When symptoms appear, patients may notice hoarseness, difficulty breathing, voice change, a feeling of a lump in the throat, and sometimes throat discomfort.
The thyroid is an active organ. It secretes the hormone that regulates metabolism. But it is also responsible for heart rate, cardiovascular function, central nervous system and bone remodeling.
If he finds a nodule, the doctor will order thyroid blood tests to assess thyroid function. Usually the test will show nothing wrong. The doctor will also order an ultrasound to get a general look at the gland.

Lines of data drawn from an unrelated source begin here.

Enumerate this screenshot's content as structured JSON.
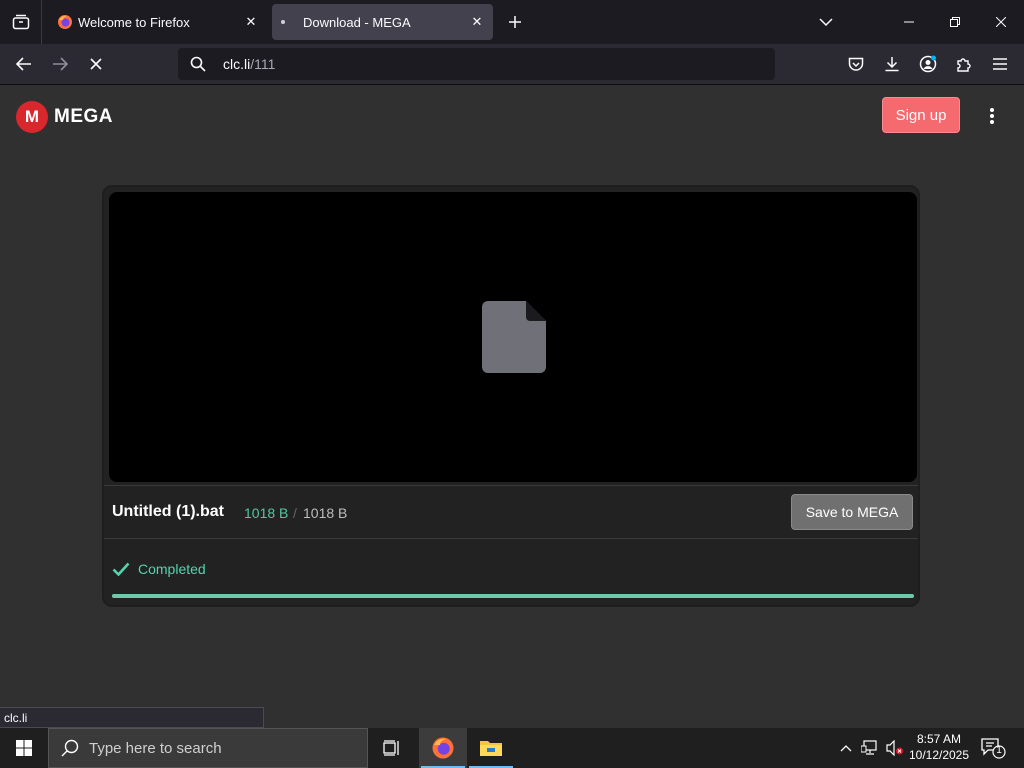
{
  "browser": {
    "tabs": [
      {
        "title": "Welcome to Firefox",
        "active": false
      },
      {
        "title": "Download - MEGA",
        "active": true
      }
    ],
    "url_host": "clc.li",
    "url_path": "/111",
    "status_tooltip": "clc.li"
  },
  "page": {
    "logo_text": "MEGA",
    "logo_letter": "M",
    "signup_label": "Sign up",
    "file": {
      "name": "Untitled (1).bat",
      "downloaded": "1018 B",
      "separator": "/",
      "total": "1018 B",
      "progress_fraction": 1.0
    },
    "save_button_label": "Save to MEGA",
    "status_text": "Completed",
    "colors": {
      "brand": "#d9272e",
      "success": "#54d3ad",
      "signup": "#f46a6e"
    }
  },
  "taskbar": {
    "search_placeholder": "Type here to search",
    "time": "8:57 AM",
    "date": "10/12/2025",
    "notification_count": "1"
  }
}
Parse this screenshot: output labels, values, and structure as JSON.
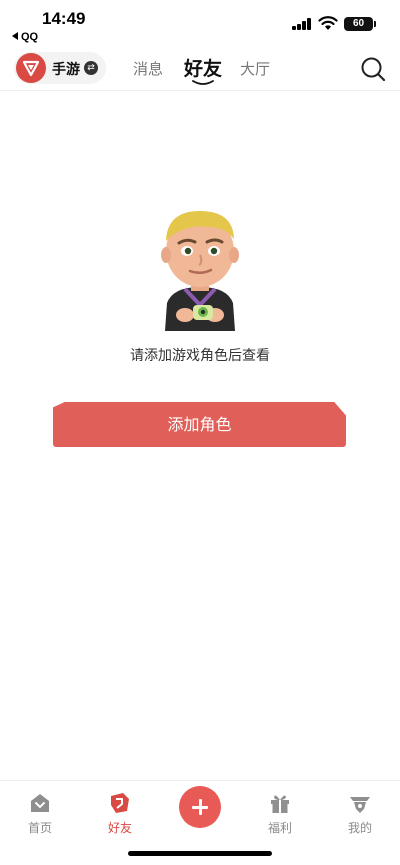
{
  "status_bar": {
    "time": "14:49",
    "back_app": "QQ",
    "battery": "60"
  },
  "top_nav": {
    "game_label": "手游",
    "tabs": [
      {
        "label": "消息",
        "active": false
      },
      {
        "label": "好友",
        "active": true
      },
      {
        "label": "大厅",
        "active": false
      }
    ]
  },
  "empty_state": {
    "message": "请添加游戏角色后查看",
    "button_label": "添加角色"
  },
  "bottom_nav": {
    "items": [
      {
        "label": "首页",
        "icon": "home-icon",
        "active": false
      },
      {
        "label": "好友",
        "icon": "friends-icon",
        "active": true
      },
      {
        "label": "福利",
        "icon": "gift-icon",
        "active": false
      },
      {
        "label": "我的",
        "icon": "profile-icon",
        "active": false
      }
    ],
    "post_icon": "plus-icon"
  },
  "colors": {
    "accent": "#e06059",
    "active_tab_icon": "#d94a45",
    "inactive": "#8a8a8a"
  }
}
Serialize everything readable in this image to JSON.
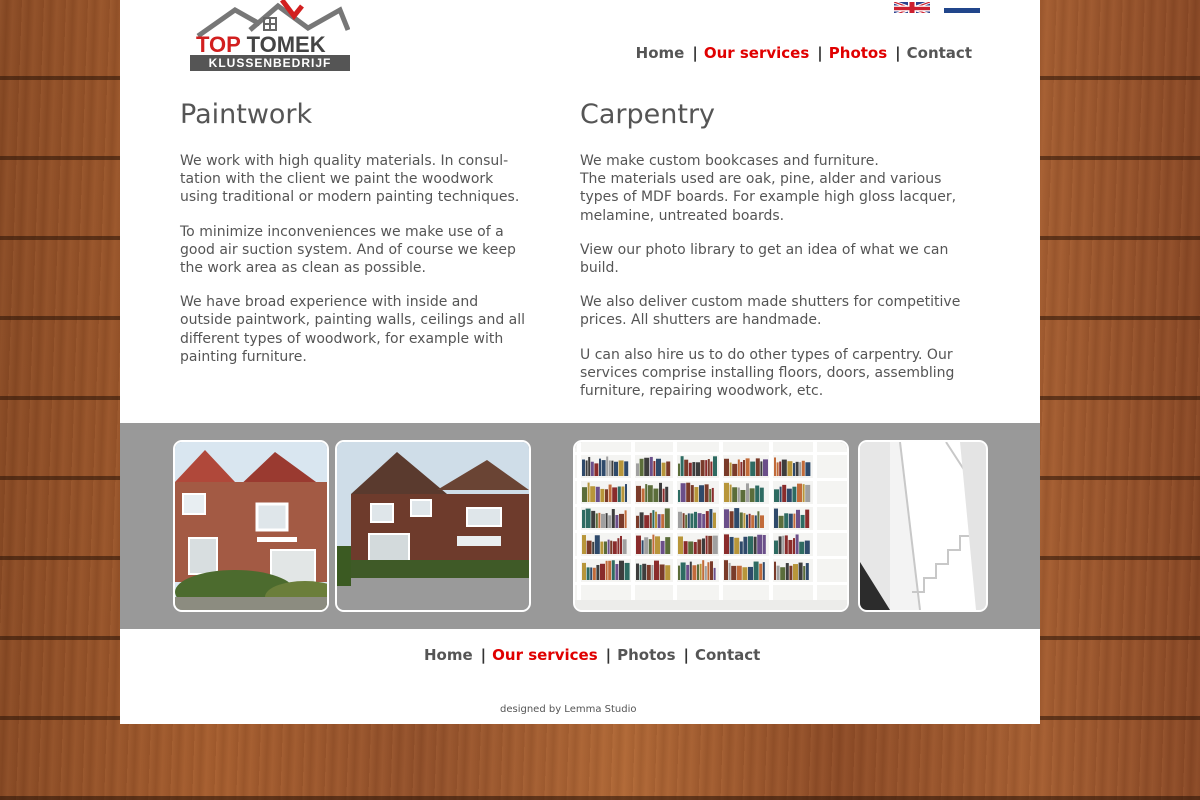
{
  "logo": {
    "word1": "TOP",
    "word2": "TOMEK",
    "tagline": "KLUSSENBEDRIJF"
  },
  "languages": [
    {
      "code": "en",
      "icon": "uk-flag-icon"
    },
    {
      "code": "nl",
      "icon": "nl-flag-icon"
    }
  ],
  "nav": {
    "items": [
      "Home",
      "Our services",
      "Photos",
      "Contact"
    ],
    "separator": "|",
    "active": "Our services",
    "top_highlighted": [
      "Our services",
      "Photos"
    ]
  },
  "colors": {
    "accent": "#e00000",
    "text": "#555555",
    "band": "#999999"
  },
  "paintwork": {
    "title": "Paintwork",
    "paragraphs": [
      "We work with high quality materials. In consul-tation with the client we paint the woodwork using traditional or modern painting techniques.",
      "To minimize inconveniences we make use of a good air suction system. And of course we keep the work area as clean as possible.",
      "We have broad experience with inside and outside paintwork, painting walls, ceilings and all different types of woodwork, for example with painting furniture."
    ]
  },
  "carpentry": {
    "title": "Carpentry",
    "intro_line1": "We make custom bookcases and furniture.",
    "intro_line2": "The materials used are oak, pine, alder and various types of MDF boards. For example high gloss lacquer, melamine, untreated boards.",
    "paragraphs": [
      "View our photo library to get an idea of what we can build.",
      "We also deliver custom made shutters for competitive prices. All shutters are handmade.",
      "U can also hire us to do other types of carpentry. Our services comprise installing floors, doors, assembling furniture, repairing woodwork, etc."
    ]
  },
  "footer": {
    "credit": "designed by Lemma Studio"
  }
}
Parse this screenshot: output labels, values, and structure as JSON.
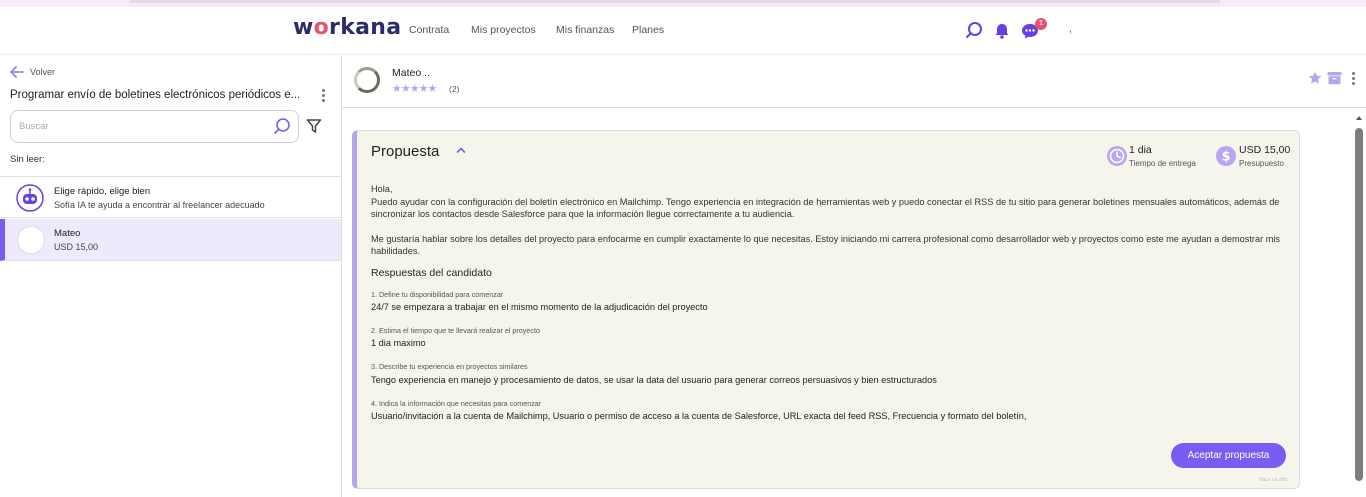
{
  "header": {
    "logo": "workana",
    "nav": [
      "Contrata",
      "Mis proyectos",
      "Mis finanzas",
      "Planes"
    ],
    "notification_badge": "1",
    "user_name": ","
  },
  "sidebar": {
    "back_label": "Volver",
    "project_title": "Programar envío de boletines electrónicos periódicos e...",
    "search_placeholder": "Buscar",
    "unread_label": "Sin leer:",
    "conversations": [
      {
        "title": "Elige rápido, elige bien",
        "subtitle": "Sofía IA te ayuda a encontrar al freelancer adecuado"
      },
      {
        "title": "Mateo",
        "subtitle": "USD 15,00"
      }
    ]
  },
  "chat": {
    "name": "Mateo ..",
    "stars": "★★★★★",
    "rating_count": "(2)"
  },
  "proposal": {
    "title": "Propuesta",
    "delivery_value": "1 dia",
    "delivery_label": "Tiempo de entrega",
    "budget_value": "USD 15,00",
    "budget_label": "Presupuesto",
    "greeting": "Hola,",
    "para1": "Puedo ayudar con la configuración del boletín electrónico en Mailchimp. Tengo experiencia en integración de herramientas web y puedo conectar el RSS de tu sitio para generar boletines mensuales automáticos, además de sincronizar los contactos desde Salesforce para que la información llegue correctamente a tu audiencia.",
    "para2": "Me gustaría hablar sobre los detalles del proyecto para enfocarme en cumplir exactamente lo que necesitas. Estoy iniciando mi carrera profesional como desarrollador web y proyectos como este me ayudan a demostrar mis habilidades.",
    "responses_title": "Respuestas del candidato",
    "responses": [
      {
        "q": "1. Define tu disponibilidad para comenzar",
        "a": "24/7 se empezara a trabajar en el mismo momento de la adjudicación del proyecto"
      },
      {
        "q": "2. Estima el tiempo que te llevará realizar el proyecto",
        "a": "1 dia maximo"
      },
      {
        "q": "3. Describe tu experiencia en proyectos similares",
        "a": "Tengo experiencia en manejo y procesamiento de datos, se usar la data del usuario para generar correos persuasivos y bien estructurados"
      },
      {
        "q": "4. Indica la información que necesitas para comenzar",
        "a": "Usuario/invitación a la cuenta de Mailchimp, Usuario o permiso de acceso a la cuenta de Salesforce, URL exacta del feed RSS, Frecuencia y formato del boletín,"
      }
    ],
    "accept_label": "Aceptar propuesta",
    "timestamp": "Hace un año"
  },
  "colors": {
    "accent": "#7a5df0",
    "accent_light": "#b5a7ea",
    "brand_dark": "#2b2b6b",
    "badge": "#e9516c"
  }
}
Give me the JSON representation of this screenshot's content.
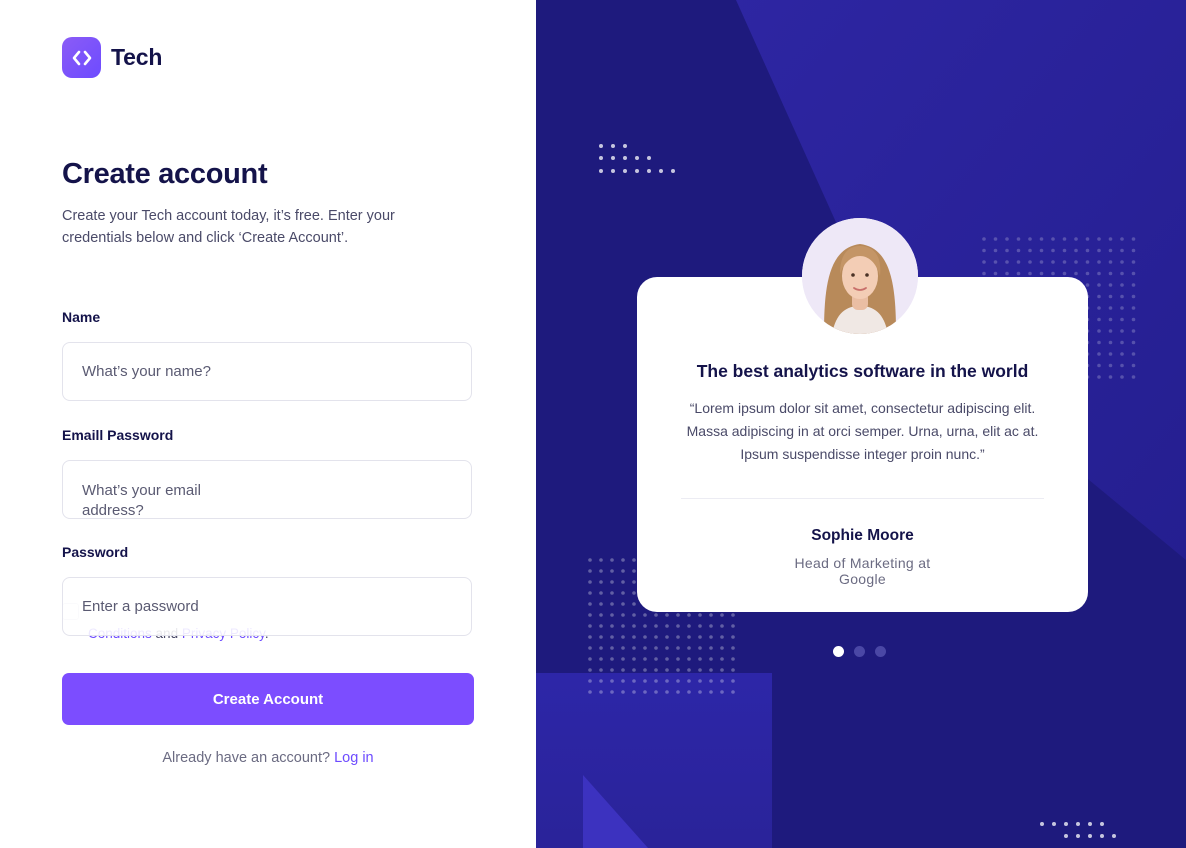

The important test is what is called a fine needle aspiration. A small needle is inserted into the thyroid gland to remove tissue or fluid from inside the gland. This can be done in the doctor’s office. Usually, the doctor applies anesthetic to the skin and then inserts the needle into the nodule. This will take only few minutes. Thyroid nodules are 90% non-benign cancers. In general, if a nodule is less than two centimeters (just under an inch), it is less likely to be a malignant tumor.
If cancer is discovered, surgical removal is performed. This means that hormone replacement drugs may be needed for the rest of the patient’s life. Fortunately, the 30-year survival rate for the most common type of thyroid cancer is 95%.
As we age, the thyroid becomes smaller. Or it begins to produce less hormone, an immune condition that damages the thyroid. Or, it may become more active with increased hormone levels, a condition called Graves’ disease. This is why doctors always feel the neck for lumps.
As prevention is always better than cure, there are tips to reduce the risk of thyroid nodule. Researchers from the University of California report that you are more likely to develop a thyroid nodule if you have a history of a type of cancer, such as lymphoma, malignant breast or kidney tumor. Your risk also increases if you are obese, had radiation to your neck or head as a child, or were exposed to nuclear radiation.
Finally, why do we have to keep saying it? No smoking.
Dr. W. Gifford-Jones is a graduate of the University of Toronto and Harvard Medical School. For more than 40 years, he specialized in gynecology, devoting his practice to the formative issues of women’s health.